━━━ Dataset extract

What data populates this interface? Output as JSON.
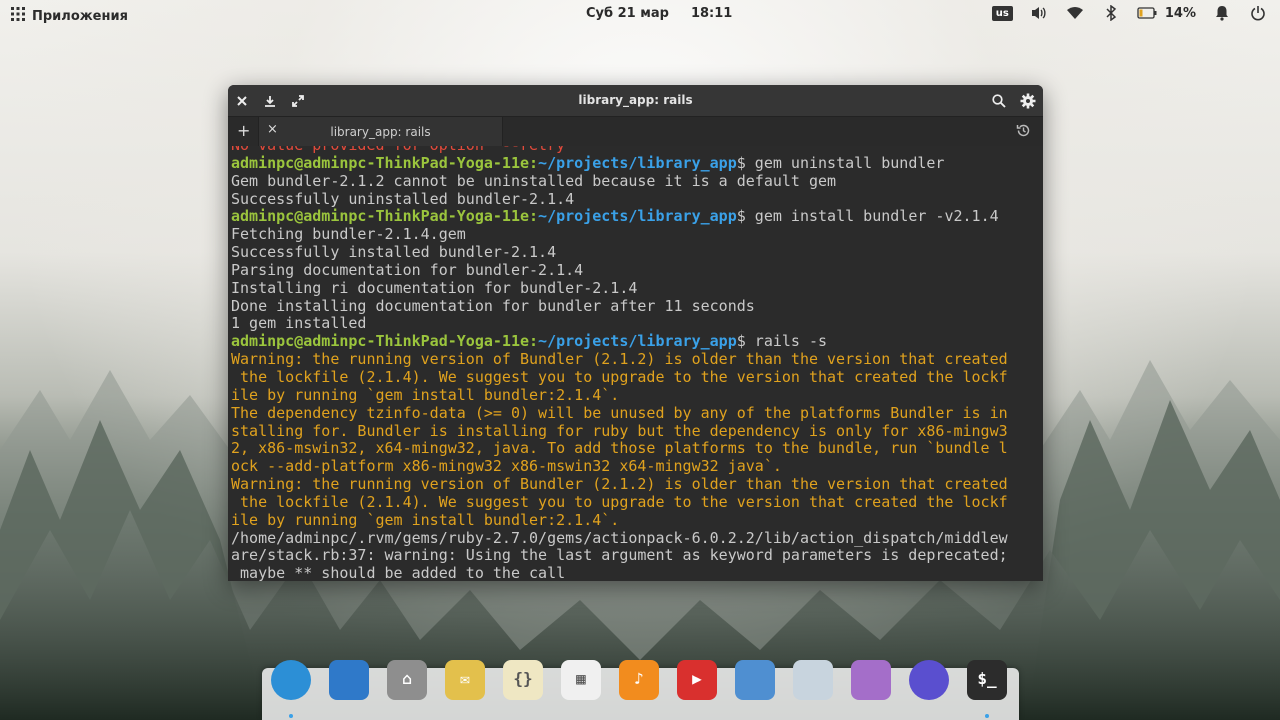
{
  "panel": {
    "apps_label": "Приложения",
    "date": "Суб 21 мар",
    "time": "18:11",
    "keyboard_layout": "us",
    "battery": "14%"
  },
  "window": {
    "title": "library_app: rails",
    "tab_label": "library_app: rails"
  },
  "terminal": {
    "lines": [
      {
        "type": "err",
        "text": "No value provided for option '--retry'"
      },
      {
        "type": "prompt",
        "user": "adminpc@adminpc-ThinkPad-Yoga-11e",
        "path": "~/projects/library_app",
        "cmd": "$ gem uninstall bundler"
      },
      {
        "type": "out",
        "text": "Gem bundler-2.1.2 cannot be uninstalled because it is a default gem"
      },
      {
        "type": "out",
        "text": "Successfully uninstalled bundler-2.1.4"
      },
      {
        "type": "prompt",
        "user": "adminpc@adminpc-ThinkPad-Yoga-11e",
        "path": "~/projects/library_app",
        "cmd": "$ gem install bundler -v2.1.4"
      },
      {
        "type": "out",
        "text": "Fetching bundler-2.1.4.gem"
      },
      {
        "type": "out",
        "text": "Successfully installed bundler-2.1.4"
      },
      {
        "type": "out",
        "text": "Parsing documentation for bundler-2.1.4"
      },
      {
        "type": "out",
        "text": "Installing ri documentation for bundler-2.1.4"
      },
      {
        "type": "out",
        "text": "Done installing documentation for bundler after 11 seconds"
      },
      {
        "type": "out",
        "text": "1 gem installed"
      },
      {
        "type": "prompt",
        "user": "adminpc@adminpc-ThinkPad-Yoga-11e",
        "path": "~/projects/library_app",
        "cmd": "$ rails -s"
      },
      {
        "type": "warn",
        "text": "Warning: the running version of Bundler (2.1.2) is older than the version that created"
      },
      {
        "type": "warn",
        "text": " the lockfile (2.1.4). We suggest you to upgrade to the version that created the lockf"
      },
      {
        "type": "warn",
        "text": "ile by running `gem install bundler:2.1.4`."
      },
      {
        "type": "warn",
        "text": "The dependency tzinfo-data (>= 0) will be unused by any of the platforms Bundler is in"
      },
      {
        "type": "warn",
        "text": "stalling for. Bundler is installing for ruby but the dependency is only for x86-mingw3"
      },
      {
        "type": "warn",
        "text": "2, x86-mswin32, x64-mingw32, java. To add those platforms to the bundle, run `bundle l"
      },
      {
        "type": "warn",
        "text": "ock --add-platform x86-mingw32 x86-mswin32 x64-mingw32 java`."
      },
      {
        "type": "warn",
        "text": "Warning: the running version of Bundler (2.1.2) is older than the version that created"
      },
      {
        "type": "warn",
        "text": " the lockfile (2.1.4). We suggest you to upgrade to the version that created the lockf"
      },
      {
        "type": "warn",
        "text": "ile by running `gem install bundler:2.1.4`."
      },
      {
        "type": "out",
        "text": "/home/adminpc/.rvm/gems/ruby-2.7.0/gems/actionpack-6.0.2.2/lib/action_dispatch/middlew"
      },
      {
        "type": "out",
        "text": "are/stack.rb:37: warning: Using the last argument as keyword parameters is deprecated;"
      },
      {
        "type": "out",
        "text": " maybe ** should be added to the call"
      }
    ]
  },
  "dock": {
    "items": [
      {
        "name": "web-browser-icon",
        "color": "#2c8fd6"
      },
      {
        "name": "multitasking-view-icon",
        "color": "#2f79c9"
      },
      {
        "name": "files-icon",
        "color": "#8e8e8e"
      },
      {
        "name": "mail-icon",
        "color": "#e3c04c"
      },
      {
        "name": "code-editor-icon",
        "color": "#efe7c3"
      },
      {
        "name": "calendar-icon",
        "color": "#f0f0f0"
      },
      {
        "name": "music-icon",
        "color": "#f28c1e"
      },
      {
        "name": "videos-icon",
        "color": "#d9302e"
      },
      {
        "name": "photos-icon",
        "color": "#4f8fd1"
      },
      {
        "name": "system-settings-icon",
        "color": "#c8d4de"
      },
      {
        "name": "appcenter-icon",
        "color": "#a46ec9"
      },
      {
        "name": "epiphany-browser-icon",
        "color": "#5a4fcf"
      },
      {
        "name": "terminal-icon",
        "color": "#2c2c2c"
      }
    ]
  }
}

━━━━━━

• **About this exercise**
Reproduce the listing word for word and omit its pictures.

• **Answer box**
What data populates this interface? Output as JSON.
{
  "panel": {
    "apps_label": "Приложения",
    "date": "Суб 21 мар",
    "time": "18:11",
    "keyboard_layout": "us",
    "battery": "14%"
  },
  "window": {
    "title": "library_app: rails",
    "tab_label": "library_app: rails"
  },
  "terminal": {
    "lines": [
      {
        "type": "err",
        "text": "No value provided for option '--retry'"
      },
      {
        "type": "prompt",
        "user": "adminpc@adminpc-ThinkPad-Yoga-11e",
        "path": "~/projects/library_app",
        "cmd": "$ gem uninstall bundler"
      },
      {
        "type": "out",
        "text": "Gem bundler-2.1.2 cannot be uninstalled because it is a default gem"
      },
      {
        "type": "out",
        "text": "Successfully uninstalled bundler-2.1.4"
      },
      {
        "type": "prompt",
        "user": "adminpc@adminpc-ThinkPad-Yoga-11e",
        "path": "~/projects/library_app",
        "cmd": "$ gem install bundler -v2.1.4"
      },
      {
        "type": "out",
        "text": "Fetching bundler-2.1.4.gem"
      },
      {
        "type": "out",
        "text": "Successfully installed bundler-2.1.4"
      },
      {
        "type": "out",
        "text": "Parsing documentation for bundler-2.1.4"
      },
      {
        "type": "out",
        "text": "Installing ri documentation for bundler-2.1.4"
      },
      {
        "type": "out",
        "text": "Done installing documentation for bundler after 11 seconds"
      },
      {
        "type": "out",
        "text": "1 gem installed"
      },
      {
        "type": "prompt",
        "user": "adminpc@adminpc-ThinkPad-Yoga-11e",
        "path": "~/projects/library_app",
        "cmd": "$ rails -s"
      },
      {
        "type": "warn",
        "text": "Warning: the running version of Bundler (2.1.2) is older than the version that created"
      },
      {
        "type": "warn",
        "text": " the lockfile (2.1.4). We suggest you to upgrade to the version that created the lockf"
      },
      {
        "type": "warn",
        "text": "ile by running `gem install bundler:2.1.4`."
      },
      {
        "type": "warn",
        "text": "The dependency tzinfo-data (>= 0) will be unused by any of the platforms Bundler is in"
      },
      {
        "type": "warn",
        "text": "stalling for. Bundler is installing for ruby but the dependency is only for x86-mingw3"
      },
      {
        "type": "warn",
        "text": "2, x86-mswin32, x64-mingw32, java. To add those platforms to the bundle, run `bundle l"
      },
      {
        "type": "warn",
        "text": "ock --add-platform x86-mingw32 x86-mswin32 x64-mingw32 java`."
      },
      {
        "type": "warn",
        "text": "Warning: the running version of Bundler (2.1.2) is older than the version that created"
      },
      {
        "type": "warn",
        "text": " the lockfile (2.1.4). We suggest you to upgrade to the version that created the lockf"
      },
      {
        "type": "warn",
        "text": "ile by running `gem install bundler:2.1.4`."
      },
      {
        "type": "out",
        "text": "/home/adminpc/.rvm/gems/ruby-2.7.0/gems/actionpack-6.0.2.2/lib/action_dispatch/middlew"
      },
      {
        "type": "out",
        "text": "are/stack.rb:37: warning: Using the last argument as keyword parameters is deprecated;"
      },
      {
        "type": "out",
        "text": " maybe ** should be added to the call"
      }
    ]
  },
  "dock": {
    "items": [
      {
        "name": "web-browser-icon",
        "color": "#2c8fd6"
      },
      {
        "name": "multitasking-view-icon",
        "color": "#2f79c9"
      },
      {
        "name": "files-icon",
        "color": "#8e8e8e"
      },
      {
        "name": "mail-icon",
        "color": "#e3c04c"
      },
      {
        "name": "code-editor-icon",
        "color": "#efe7c3"
      },
      {
        "name": "calendar-icon",
        "color": "#f0f0f0"
      },
      {
        "name": "music-icon",
        "color": "#f28c1e"
      },
      {
        "name": "videos-icon",
        "color": "#d9302e"
      },
      {
        "name": "photos-icon",
        "color": "#4f8fd1"
      },
      {
        "name": "system-settings-icon",
        "color": "#c8d4de"
      },
      {
        "name": "appcenter-icon",
        "color": "#a46ec9"
      },
      {
        "name": "epiphany-browser-icon",
        "color": "#5a4fcf"
      },
      {
        "name": "terminal-icon",
        "color": "#2c2c2c"
      }
    ]
  }
}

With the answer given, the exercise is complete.